 A visualisation of the site with sun access at different season, as part of our site anany

A visualisation of the site with sun access at different season, as part of our site anany

A view of the site before development, with its mature trees and steep north-facing rocky slope at the back

Surrounding by elegant villas with fantastic views to Oslo Fjord, the undeveloped site had a complex topography, with a north-facing rocky slope dropping 11 meter drop across the site, overgrown with several large mature trees.

This unusual configuration made the site unsuitable for standard off-the-shelf housing solutions. So the developer asked us to assess the viability of a development and to bring in some creative thinking to showcase the potential of the site to the site owner.

Analysing the site

Using available topographic information and photos, we started by creating a 3D model of the site landscape and its surrounding, which would serve as the basis for our analysis and presentation.

The various layers of planning regulations for the site were then analysed and compiled into a clear set of constraints applying to the project. The surrounding architectural context was also carefully taken into consideration, so that the development would not only integrated with the landscape, but also related meaningfully with the existing architectural language and scale of the residential area.

Our visual representation of the constraints on the complex site considerably simplified the decision-making process for the developer

Identifying viable development options and their planning consequences

Presenting these constraints visually, together with topographic and climatic data, we summarised a set of alternative scenarios for the development, each with the associated areas, possible building forms, parking and access requirements and consequences on the potential complexity of the planning process.

With all information clearly summarised, the developer could easily review the options — weighing costs versus complexity of the required planning process — to select an optimal development scale matching his financial and marketing approach.
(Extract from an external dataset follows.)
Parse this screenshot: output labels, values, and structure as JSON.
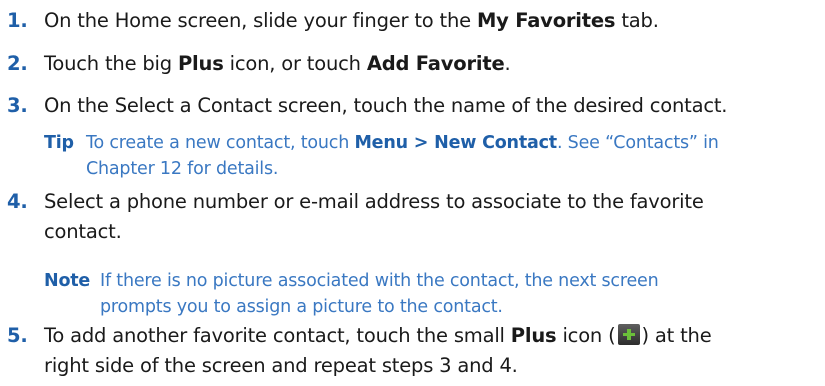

Thinking with the landscape

With the project scale now clearly defined (in our case, three single family units), we proceeded with structuring the site and developed alternative architectural strategies based on this scenario.

Our focus was on preserving the natural feel of the site, making the most of the existing topography and vegetation to create attractive outdoor spaces with extensive access to the sun for a large part of the year, despite the awkward orientation of the site.

The dwellings were articulated around the different levels of the landscape to minimise groundworks on the site, preserve the existing trees and promote accessibility.

Their volumes were laid out to reduce self-shading of the garden areas, balancing open communal outdoor areas with more private garden spaces linked to each dwelling, framing view from the living spaces and preserving a feeling of privacy from neighbours.

Taking an informed decision

The result was five alternative architectural strategies that could be presented to the developer to the site owner.

We organised our presentation around clear diagrams that visually summarised each strategy, with site plans, massing perspectives and outline dwelling organisations. so that the site owner — who had no previous experience in development — could appreciate the potential of the site and take inform decisions about its future.